Problem to work on => Pull every line with the word "State" out of the entries below.

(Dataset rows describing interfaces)
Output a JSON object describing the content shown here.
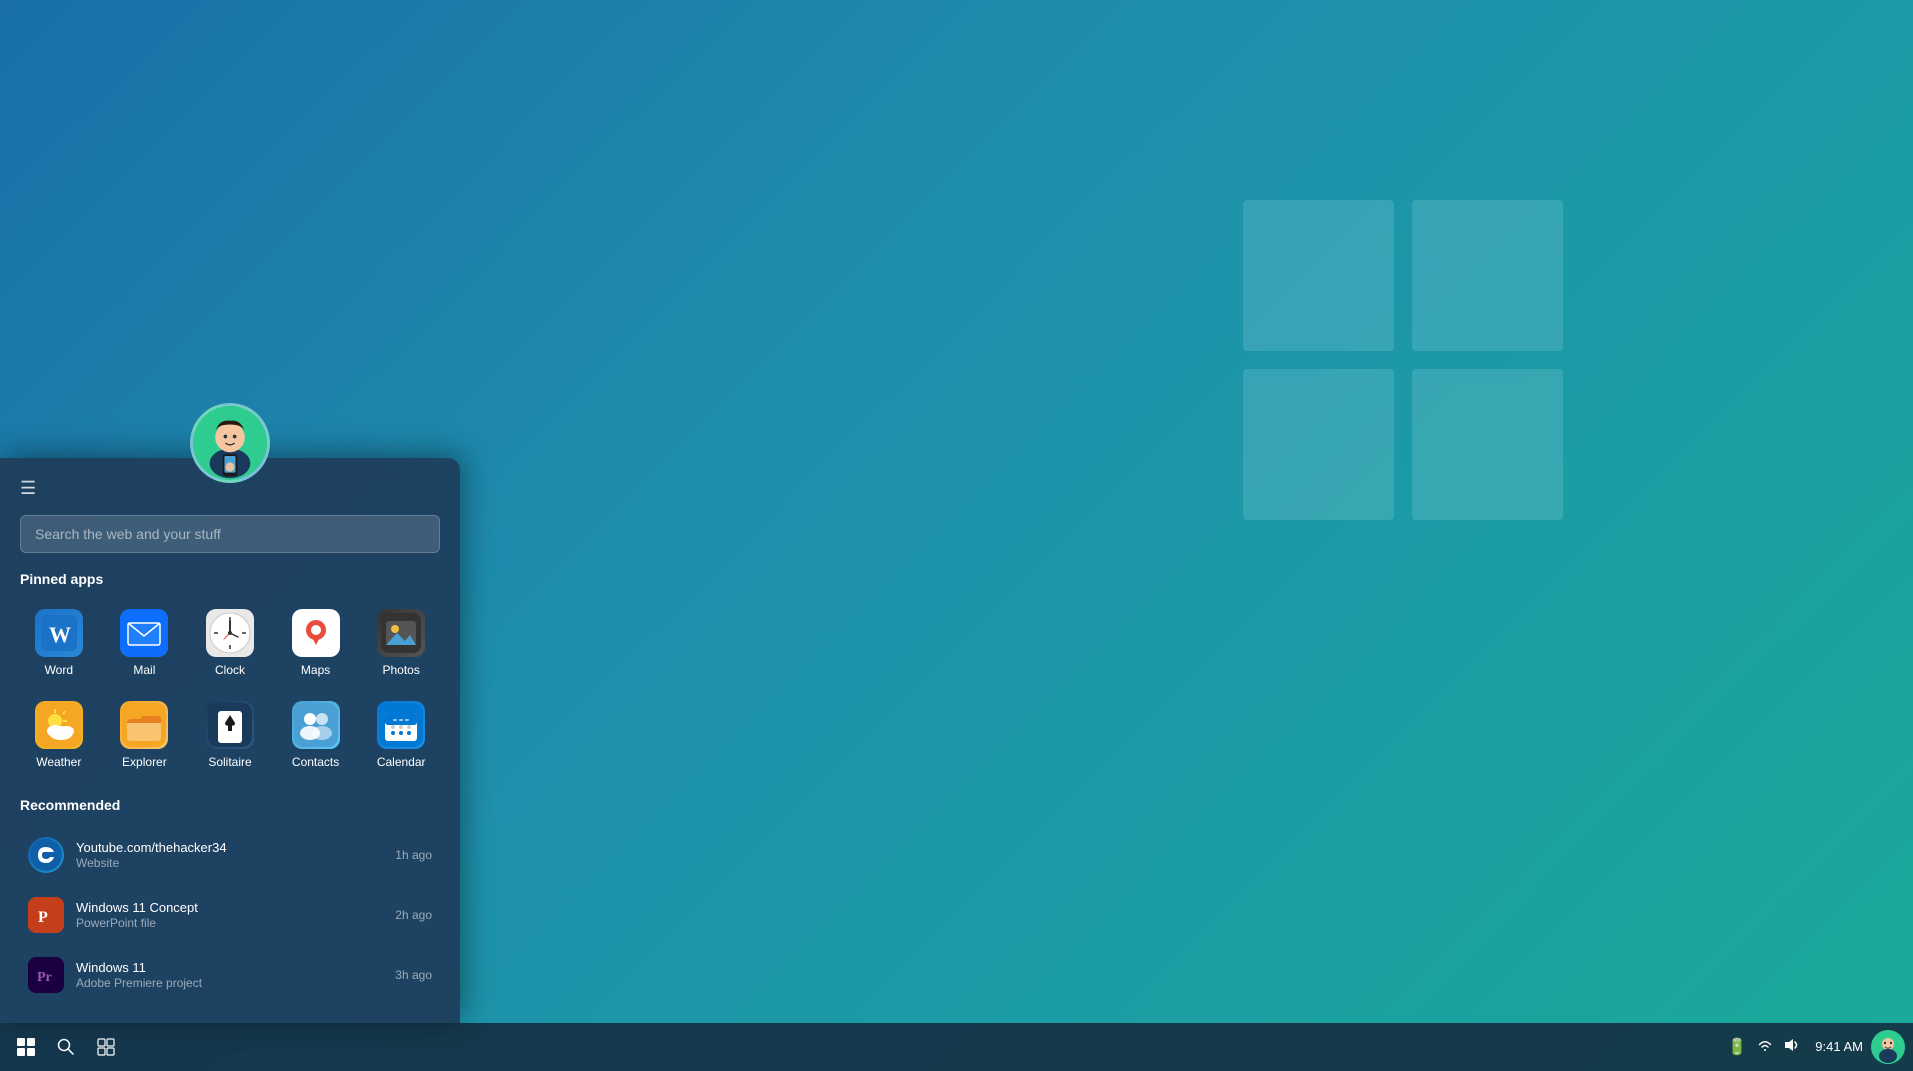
{
  "desktop": {
    "background": "teal-blue gradient"
  },
  "taskbar": {
    "start_label": "⊞",
    "search_label": "🔍",
    "widgets_label": "▦",
    "time": "9:41 AM",
    "icons": [
      "🔋",
      "📶",
      "🔊"
    ]
  },
  "start_menu": {
    "hamburger": "☰",
    "search_placeholder": "Search the web and your stuff",
    "pinned_title": "Pinned apps",
    "recommended_title": "Recommended",
    "pinned_apps": [
      {
        "id": "word",
        "label": "Word",
        "icon_type": "word"
      },
      {
        "id": "mail",
        "label": "Mail",
        "icon_type": "mail"
      },
      {
        "id": "clock",
        "label": "Clock",
        "icon_type": "clock"
      },
      {
        "id": "maps",
        "label": "Maps",
        "icon_type": "maps"
      },
      {
        "id": "photos",
        "label": "Photos",
        "icon_type": "photos"
      },
      {
        "id": "weather",
        "label": "Weather",
        "icon_type": "weather"
      },
      {
        "id": "explorer",
        "label": "Explorer",
        "icon_type": "explorer"
      },
      {
        "id": "solitaire",
        "label": "Solitaire",
        "icon_type": "solitaire"
      },
      {
        "id": "contacts",
        "label": "Contacts",
        "icon_type": "contacts"
      },
      {
        "id": "calendar",
        "label": "Calendar",
        "icon_type": "calendar"
      }
    ],
    "recommended_items": [
      {
        "id": "youtube",
        "title": "Youtube.com/thehacker34",
        "subtitle": "Website",
        "time": "1h ago",
        "icon_type": "edge"
      },
      {
        "id": "win11concept",
        "title": "Windows 11 Concept",
        "subtitle": "PowerPoint file",
        "time": "2h ago",
        "icon_type": "ppt"
      },
      {
        "id": "win11",
        "title": "Windows 11",
        "subtitle": "Adobe Premiere project",
        "time": "3h ago",
        "icon_type": "premiere"
      }
    ]
  },
  "user": {
    "avatar_emoji": "🧑‍💻"
  }
}
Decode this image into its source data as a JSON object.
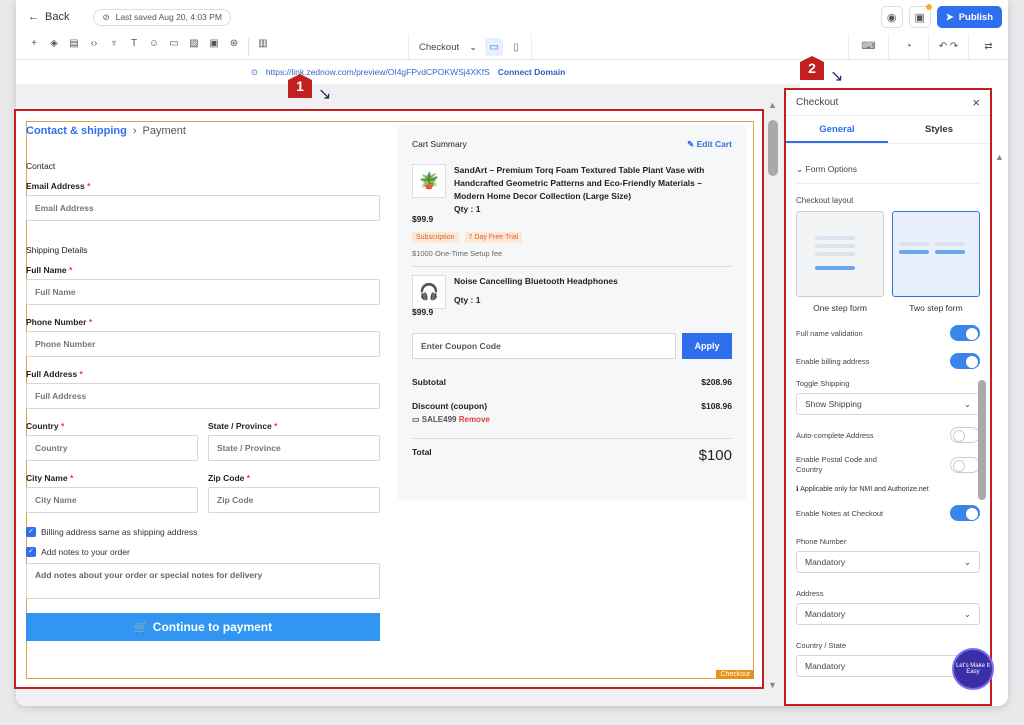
{
  "header": {
    "back_label": "Back",
    "saved_label": "Last saved Aug 20, 4:03 PM",
    "publish_label": "Publish"
  },
  "toolbar": {
    "page_select": "Checkout"
  },
  "url_bar": {
    "url": "https://link.zednow.com/preview/OI4gFPvdCPOKWSj4XKfS",
    "connect_label": "Connect Domain"
  },
  "annotations": {
    "one": "1",
    "two": "2"
  },
  "checkout": {
    "tag": "Checkout",
    "breadcrumb": {
      "active": "Contact & shipping",
      "sep": "›",
      "next": "Payment"
    },
    "contact_heading": "Contact",
    "email_label": "Email Address",
    "email_placeholder": "Email Address",
    "shipping_heading": "Shipping Details",
    "fullname_label": "Full Name",
    "fullname_placeholder": "Full Name",
    "phone_label": "Phone Number",
    "phone_placeholder": "Phone Number",
    "address_label": "Full Address",
    "address_placeholder": "Full Address",
    "country_label": "Country",
    "country_placeholder": "Country",
    "state_label": "State / Province",
    "state_placeholder": "State / Province",
    "city_label": "City Name",
    "city_placeholder": "City Name",
    "zip_label": "Zip Code",
    "zip_placeholder": "Zip Code",
    "billing_same": "Billing address same as shipping address",
    "add_notes": "Add notes to your order",
    "notes_placeholder": "Add notes about your order or special notes for delivery",
    "continue_label": "Continue to payment",
    "required_mark": "*"
  },
  "cart": {
    "title": "Cart Summary",
    "edit_label": "Edit Cart",
    "items": [
      {
        "name": "SandArt – Premium Torq Foam Textured Table Plant Vase with Handcrafted Geometric Patterns and Eco-Friendly Materials – Modern Home Decor Collection (Large Size)",
        "qty": "Qty : 1",
        "price": "$99.9"
      },
      {
        "name": "Noise Cancelling Bluetooth Headphones",
        "qty": "Qty : 1",
        "price": "$99.9"
      }
    ],
    "badges": [
      "Subscription",
      "7 Day Free Trial"
    ],
    "setup_fee": "$1000 One-Time Setup fee",
    "coupon_placeholder": "Enter Coupon Code",
    "apply_label": "Apply",
    "subtotal_label": "Subtotal",
    "subtotal_value": "$208.96",
    "discount_label": "Discount (coupon)",
    "discount_value": "$108.96",
    "coupon_code": "SALE499",
    "remove_label": "Remove",
    "total_label": "Total",
    "total_value": "$100"
  },
  "panel": {
    "title": "Checkout",
    "tabs": [
      "General",
      "Styles"
    ],
    "form_options": "Form Options",
    "layout_label": "Checkout layout",
    "layouts": [
      "One step form",
      "Two step form"
    ],
    "toggles": [
      {
        "label": "Full name validation",
        "on": true
      },
      {
        "label": "Enable billing address",
        "on": true
      }
    ],
    "toggle_shipping_label": "Toggle Shipping",
    "toggle_shipping_value": "Show Shipping",
    "autocomplete_label": "Auto-complete Address",
    "postal_label": "Enable Postal Code and Country",
    "note": "Applicable only for NMI and Authorize.net",
    "notes_label": "Enable Notes at Checkout",
    "phone_label": "Phone Number",
    "phone_value": "Mandatory",
    "address_label": "Address",
    "address_value": "Mandatory",
    "country_label": "Country / State",
    "country_value": "Mandatory"
  },
  "watermark": "Let's Make It Easy",
  "colors": {
    "accent": "#2f6fed",
    "annotation": "#c21f1f",
    "cta": "#3096f2"
  }
}
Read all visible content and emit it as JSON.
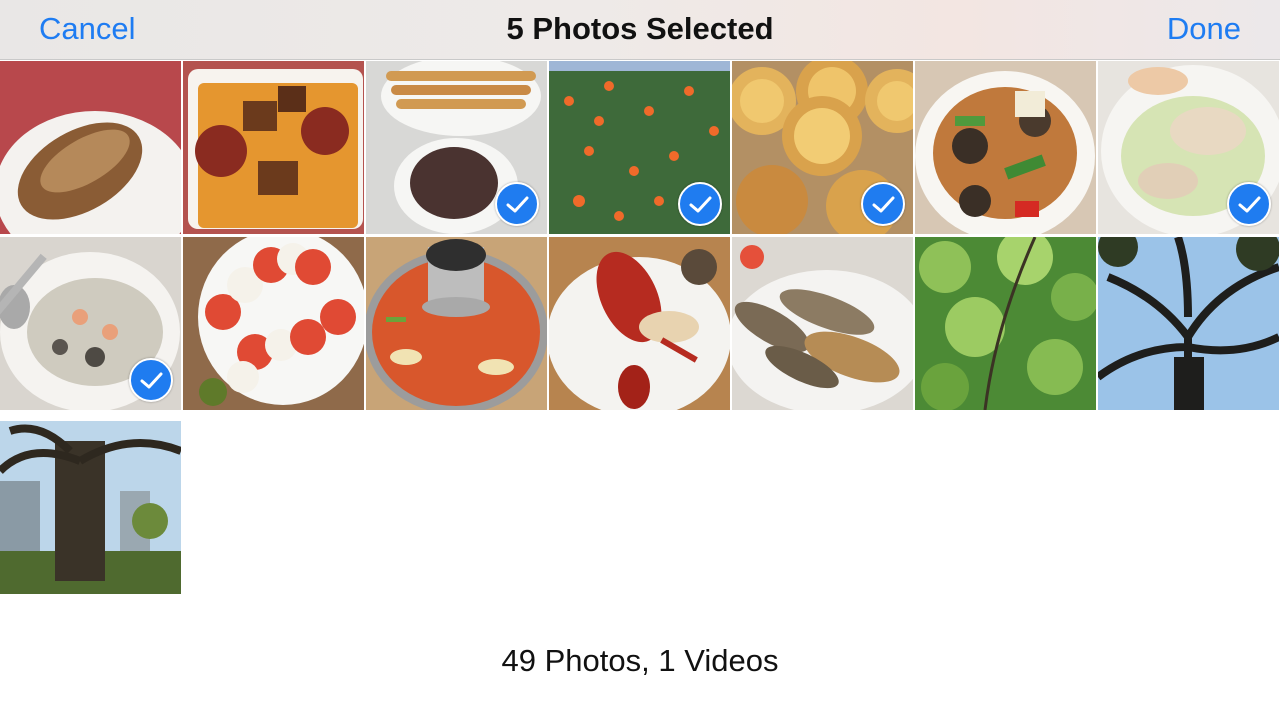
{
  "navbar": {
    "cancel_label": "Cancel",
    "title": "5 Photos Selected",
    "done_label": "Done"
  },
  "colors": {
    "accent": "#1e7cf2",
    "check_fill": "#1f7cf0"
  },
  "photos": [
    {
      "subject": "bread-roll",
      "selected": false
    },
    {
      "subject": "stew-with-sausage",
      "selected": false
    },
    {
      "subject": "churros-chocolate",
      "selected": true
    },
    {
      "subject": "orange-tree",
      "selected": true
    },
    {
      "subject": "egg-tarts",
      "selected": true
    },
    {
      "subject": "stir-fry-vegetables",
      "selected": false
    },
    {
      "subject": "shrimp-salad",
      "selected": true
    },
    {
      "subject": "seafood-rice",
      "selected": true
    },
    {
      "subject": "caprese-salad",
      "selected": false
    },
    {
      "subject": "hot-pot-soup",
      "selected": false
    },
    {
      "subject": "lobster-plate",
      "selected": false
    },
    {
      "subject": "grilled-fish",
      "selected": false
    },
    {
      "subject": "green-leaves",
      "selected": false
    },
    {
      "subject": "tree-canopy",
      "selected": false
    },
    {
      "subject": "old-tree-park",
      "selected": false
    }
  ],
  "footer": {
    "summary": "49 Photos, 1 Videos"
  }
}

Result of the task =>
    "state_label": "State / Province",
    "state_placeholder": "State / Province",
    "country_label": "Country / State",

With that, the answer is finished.